Crow and Caper, Caper and Crow by Margo Lanagan - Even across many miles, Pen knows it's time for her granddaughter's birth. The journey changes her, and her granddaughter will alter her even more. When I first read Lanagan last year I predicted that I would be coming back to her writing. Here's the proof that I was right. The tale of this woman's journey and choices is beautiful, haunting, and human.

In all, Under My Hat is a delicious anthology: it combines wonderful work by some of the best fantasists in the business, and brings those stories to the reader in one delightful package. It's early yet, but I predict that it'll be in the running for best of the year.

Recommended for: fans of fantasy and the short story form, anyone who imagines magic in the everyday (or would like to), and the uninitiated reader who would like to sample the wares of some of the greatest (living) writers of fantasy.

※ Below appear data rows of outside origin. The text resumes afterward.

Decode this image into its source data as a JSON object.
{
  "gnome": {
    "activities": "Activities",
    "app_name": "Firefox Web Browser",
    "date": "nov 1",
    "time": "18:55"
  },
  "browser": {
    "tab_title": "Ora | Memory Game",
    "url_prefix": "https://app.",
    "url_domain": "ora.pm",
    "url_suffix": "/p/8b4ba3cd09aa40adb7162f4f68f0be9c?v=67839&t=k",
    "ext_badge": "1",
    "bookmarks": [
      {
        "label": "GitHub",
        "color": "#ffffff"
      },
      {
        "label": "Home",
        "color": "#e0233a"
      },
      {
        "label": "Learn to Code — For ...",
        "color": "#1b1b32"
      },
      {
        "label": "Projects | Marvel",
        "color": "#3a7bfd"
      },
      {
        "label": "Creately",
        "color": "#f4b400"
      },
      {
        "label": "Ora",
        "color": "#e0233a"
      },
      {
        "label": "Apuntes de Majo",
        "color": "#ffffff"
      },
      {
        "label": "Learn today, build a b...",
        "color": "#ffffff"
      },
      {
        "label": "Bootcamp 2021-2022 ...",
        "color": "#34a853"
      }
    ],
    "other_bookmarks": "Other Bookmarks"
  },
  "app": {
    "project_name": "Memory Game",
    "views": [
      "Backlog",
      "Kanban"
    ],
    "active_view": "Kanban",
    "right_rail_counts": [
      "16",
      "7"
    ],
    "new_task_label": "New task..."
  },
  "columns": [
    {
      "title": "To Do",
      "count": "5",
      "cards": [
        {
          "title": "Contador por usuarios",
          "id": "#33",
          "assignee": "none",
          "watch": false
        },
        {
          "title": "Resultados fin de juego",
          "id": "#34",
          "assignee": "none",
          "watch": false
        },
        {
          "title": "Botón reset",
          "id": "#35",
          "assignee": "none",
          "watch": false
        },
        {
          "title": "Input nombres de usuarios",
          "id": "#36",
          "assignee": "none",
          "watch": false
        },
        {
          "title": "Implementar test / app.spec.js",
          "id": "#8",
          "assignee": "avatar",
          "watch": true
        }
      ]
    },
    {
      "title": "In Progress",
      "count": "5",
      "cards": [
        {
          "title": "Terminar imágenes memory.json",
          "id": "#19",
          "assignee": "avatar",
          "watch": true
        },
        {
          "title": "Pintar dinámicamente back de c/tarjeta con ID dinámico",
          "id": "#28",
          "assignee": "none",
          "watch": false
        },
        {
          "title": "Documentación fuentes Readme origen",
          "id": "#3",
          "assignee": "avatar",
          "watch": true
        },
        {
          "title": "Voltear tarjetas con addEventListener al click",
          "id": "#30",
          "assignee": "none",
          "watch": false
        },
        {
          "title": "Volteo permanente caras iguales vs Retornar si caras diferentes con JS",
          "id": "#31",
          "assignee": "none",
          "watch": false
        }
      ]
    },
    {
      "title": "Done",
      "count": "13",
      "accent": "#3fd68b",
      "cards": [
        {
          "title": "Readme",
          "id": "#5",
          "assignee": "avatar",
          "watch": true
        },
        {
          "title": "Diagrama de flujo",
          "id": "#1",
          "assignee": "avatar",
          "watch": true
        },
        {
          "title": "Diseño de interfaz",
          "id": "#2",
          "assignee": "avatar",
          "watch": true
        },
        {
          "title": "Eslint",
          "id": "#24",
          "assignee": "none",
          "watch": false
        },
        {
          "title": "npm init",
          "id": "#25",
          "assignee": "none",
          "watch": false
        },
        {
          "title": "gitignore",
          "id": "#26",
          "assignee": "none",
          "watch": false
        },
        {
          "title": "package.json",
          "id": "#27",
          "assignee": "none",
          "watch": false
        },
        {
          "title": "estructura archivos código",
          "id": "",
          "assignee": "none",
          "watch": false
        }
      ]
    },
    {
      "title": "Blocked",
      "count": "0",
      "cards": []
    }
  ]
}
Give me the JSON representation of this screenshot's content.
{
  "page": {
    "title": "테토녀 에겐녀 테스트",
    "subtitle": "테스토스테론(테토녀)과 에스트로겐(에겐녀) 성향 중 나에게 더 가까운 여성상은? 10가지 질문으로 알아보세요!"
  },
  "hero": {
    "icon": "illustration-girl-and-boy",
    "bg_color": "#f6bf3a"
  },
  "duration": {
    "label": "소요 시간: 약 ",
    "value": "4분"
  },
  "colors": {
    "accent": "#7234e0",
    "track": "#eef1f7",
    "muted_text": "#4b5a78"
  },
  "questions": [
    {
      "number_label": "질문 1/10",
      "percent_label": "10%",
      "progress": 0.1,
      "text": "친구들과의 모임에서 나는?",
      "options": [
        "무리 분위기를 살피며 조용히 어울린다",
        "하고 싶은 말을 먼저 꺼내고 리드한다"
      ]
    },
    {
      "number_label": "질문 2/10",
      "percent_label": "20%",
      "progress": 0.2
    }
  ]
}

(review originally posted at: [...]
0CommentWas this review helpful to you?YesNoReport abuse
2 of 2 people found the following review helpful
on November 18, 2012
I bought this for Jim Butcher's Bigfoot story, which was great, but I found most of the stories entertaining. Worth it.
0CommentWas this review helpful to you?YesNoReport abuse
3 of 4 people found the following review helpful
on August 31, 2012
Loved this new anthology. Filled with magical tales of witches from many points of view. And, for a change, nothing really gruesome, which has become something all too common. Just really enjoyable reading from some very talented writers.
22 commentsWas this review helpful to you?YesNoReport abuse
on November 3, 2012
I picked up this collection for the Jim Butcher Dresden Files story. This collection, however, surprised me-- I enjoyed every single story in it, even those that started off a little slow. I highly recommend that you give it a try!

The stories take a wide variety of viewpoints on the "witch" theme, from witchcraft academies to Wiccan festivals. Some are set very "real world" while others are clearly not. With some the point is never fully settled.

Thanks, Jim and Jonathan, for your parts in putting me on to a lot of good settings and writers.
0CommentWas this review helpful to you?YesNoReport abuse
on April 9, 2014
I don't do this often, but I bought a physical and digital copy of this book. I had bought the paperback first and it made me rethink my "take no physical books (except for textbooks)" policy. I was so excited when I found it in the kindle store! Filled to the brim (get it? Brim?) with great shirt stories by great authors. This will not be a purchase you regret. I'm not quite sure about the age range though, b/c I read stuff like this starting around age ten. If it turns out being inappropriate for a kid, it won't be hard to find an adult that likes it.
0CommentWas this review helpful to you?YesNoReport abuse
on December 28, 2013
With headliners like Peter Beagle, Jim Butcher, Charles De Lint, and Neil Gaiman among other stellar authors, this volume of witchy-poo stories promised to be terrific and it delivered but truthfully the most fun was finding the lesser known (to me at least) authors like Isobelle Carmody and Margo Lanagan and M. Rickert.

I read anthologies in search of new authors and this bewitching collection sent me on a lovely path of exploration. I enjoyed it and will be back to reread my favorites.
0CommentWas this review helpful to you?YesNoReport abuse
on March 30, 2015
This is definitely a YA book and easy enough to read for the 11 -13 year old. So I was a little concerned after the first story that it was a little too young for me - I am an adult. But the stories are truly wonderful. I would recommend it to anyone who likes fantasy fiction with a magical bent. The Harry Dresden story is particularly fun to read. It's a quick read for an adult, but absorbing and entertaining.
0CommentWas this review helpful to you?YesNoReport abuse
Customers who viewed this also viewed
Naked City: Tales of Urban Fantasy
Naked City: Tales of Urban Fantasy by Ellen Datlow (Paperback - July 5, 2011)

Dark and Stormy Knights
Dark and Stormy Knights by P. N. Elrod (Paperback - July 20, 2010)

Hex Appeal
Hex Appeal by P. N. Elrod (Paperback - June 5, 2012)

Send us feedback

How can we make Amazon Customer Reviews better for you?
Let us know here.